How to get into grad school


Dear (prospective) Graduate Student,

Acceptance to a university at the undergraduate level is pretty straightforward. You apply with all of the required materials, pay a fee, and wait to hear the results. Although there is an application, and an application fee, and a waiting period involved in graduate school acceptance, the process is actually quite a bit more nuanced than that. Interestingly though, there aren’t many resources out there that really explain and demystify this process for undergraduates. While I wish I could share a simple recipe, like how to bake muffins, for how to get in to grad school it just isn’t that straightforward for most applicants. For a majority of applicants, it’s more like making a soufflé where each step requires finesse and ultimately the whole thing might collapse right before it’s finished (a sad soufflé fail?!).

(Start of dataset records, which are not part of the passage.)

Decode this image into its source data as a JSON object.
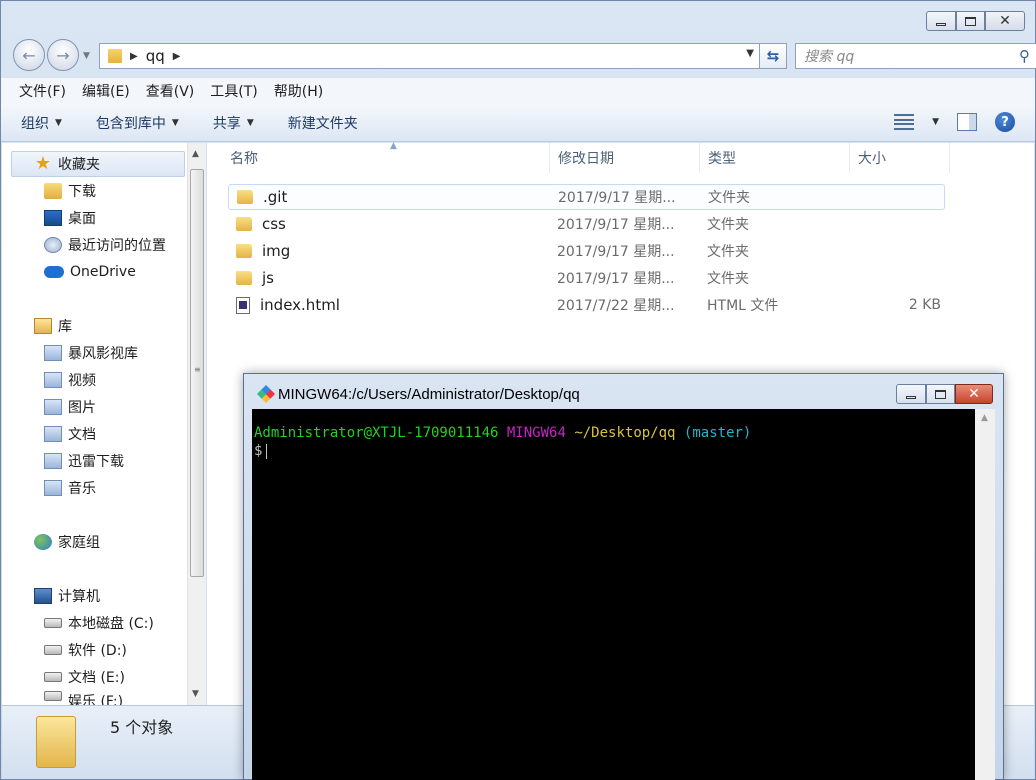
{
  "explorer": {
    "address": {
      "crumb": "qq"
    },
    "search": {
      "placeholder": "搜索 qq"
    },
    "menu": [
      "文件(F)",
      "编辑(E)",
      "查看(V)",
      "工具(T)",
      "帮助(H)"
    ],
    "toolbar": {
      "organize": "组织",
      "include_in_library": "包含到库中",
      "share": "共享",
      "new_folder": "新建文件夹"
    },
    "nav": {
      "favorites": "收藏夹",
      "downloads": "下载",
      "desktop": "桌面",
      "recent": "最近访问的位置",
      "onedrive": "OneDrive",
      "libraries": "库",
      "storm": "暴风影视库",
      "videos": "视频",
      "pictures": "图片",
      "documents": "文档",
      "thunder": "迅雷下载",
      "music": "音乐",
      "homegroup": "家庭组",
      "computer": "计算机",
      "drive_c": "本地磁盘 (C:)",
      "drive_d": "软件 (D:)",
      "drive_e": "文档 (E:)",
      "drive_f": "娱乐 (F:)"
    },
    "columns": {
      "name": "名称",
      "modified": "修改日期",
      "type": "类型",
      "size": "大小"
    },
    "files": [
      {
        "name": ".git",
        "modified": "2017/9/17 星期...",
        "type": "文件夹",
        "size": "",
        "icon": "folder-icon"
      },
      {
        "name": "css",
        "modified": "2017/9/17 星期...",
        "type": "文件夹",
        "size": "",
        "icon": "folder-icon"
      },
      {
        "name": "img",
        "modified": "2017/9/17 星期...",
        "type": "文件夹",
        "size": "",
        "icon": "folder-icon"
      },
      {
        "name": "js",
        "modified": "2017/9/17 星期...",
        "type": "文件夹",
        "size": "",
        "icon": "folder-icon"
      },
      {
        "name": "index.html",
        "modified": "2017/7/22 星期...",
        "type": "HTML 文件",
        "size": "2 KB",
        "icon": "html-file-icon"
      }
    ],
    "status": "5 个对象"
  },
  "terminal": {
    "title": "MINGW64:/c/Users/Administrator/Desktop/qq",
    "prompt_user": "Administrator@XTJL-1709011146",
    "prompt_env": "MINGW64",
    "prompt_path": "~/Desktop/qq",
    "prompt_branch": "(master)",
    "prompt_symbol": "$",
    "colors": {
      "user": "#1fd41f",
      "env": "#c622c6",
      "path": "#d9c23f",
      "branch": "#22b6c8"
    }
  }
}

The reason grad school is a little different is that each graduate student is an understudy of a Professor that serves as their graduate advisor. Therefore, every incoming grad student essentially has to be paired with a mentor and there are only so many mentors with the time and resources available for a new student. Furthermore, there must be financial support for each grad student in most academic programs. See: How to get paid to go to grad school Usually acceptance into graduate school is a complimentary, two-part process where a Professor professes their desire to mentor and financially support a student and the department reviews the student’s application and decides whether they meet the criteria for acceptance into the program. Not every admissions process works this way, but many of them do.

So let’s start with the easiest scenario.  Let’s say that you are the best and the brightest with really incredible scores and a solid, responsible personality. You might submit an application to a department you like with no particular Professor/graduate advisor in mind. Departments or graduate programs typically have some funding to offer a handful of students (and I really mean a handful even at very large R1 universities) with a blanket offer of acceptance to their program, full financial support, and the expectation that they’ll find a mentor they’d like to work with in the department. There are so very few of these spots available, even incredibly talented students are often not offered this type of blanket acceptance so you shouldn’t rely on this option alone. This method of acceptance is just a one-sided acceptance based on merits of the application only. The truth is, most smart, enthusiastic, determined graduate students are not entering graduate school under this scenario.

The more common scenario is that a prospective student reaches out to a potential advisor/mentor/Professor they’re interested in working with. See: What to include in your email to a potential advisor  Through this correspondence, you and this Professor develop a working relationship and you should have a solid idea whether they would show support your application. In other words, whether they will speak up and say to the admissions committee “I’ve decided that I’d like to work with this student and I’m prepared to assist them in securing funding and mentor them through the completion of the program.” When you’re corresponding with this Professor, they will look at your entrance exam scores and GPA and have a good idea as to whether the department would agree to your acceptance. You’ll also be able to talk with them about a plan for funding your research, tuition, and monthly stipend.

Now for the most difficult, least common scenario. Let’s say you and this Professor develop a good working relationship but they identify something about your application that they are afraid the admissions committee will not be ok with. For example, maybe you went through a rough patch in undergrad and have a low GPA or maybe you have trouble with standardized testing and have low GRE scores. Grad school is NOT off the table! Keep in mind that although entrance exams scores and GPA do matter, they are often not a good representation of a student’s abilities and Professors know that. In some cases, you may have to work to prove yourself capable before being formally accepted. You might take grad classes part-time or as a non-degree-seeking student to prove you can get good grades, or maybe you work for a lab for a while to prove your scientific thinking and technical abilities, or maybe even work on getting a publication through a lab job or volunteer work. Talk with your Professor about your options. Don’t let worry over low scores keep you from contacting Professors and exploring your options!

Admissions committees are not made of mean-spirited megalomaniacs looking to derail your career even if it may feel that way at times. Their goal is to assess whether you’ll be successful in the program or if you would struggle and likely drop out. Of course, they are making this decision based on what’s on paper only and we know that is an incomplete, and sometimes even inaccurate measure of a person’s ability. That’s why your experiences, your personal statements, letters of recommendation, and support from current faculty go along way to getting accepted.

UPDATE: Check out “Thoughts on Applying to Grad School” by Dynamic Ecology to read some tips on improving your application.

Stay positive.

– R

How do admissions work at your university? I’d love to hear how institutions differ to improve this post. Please comment below!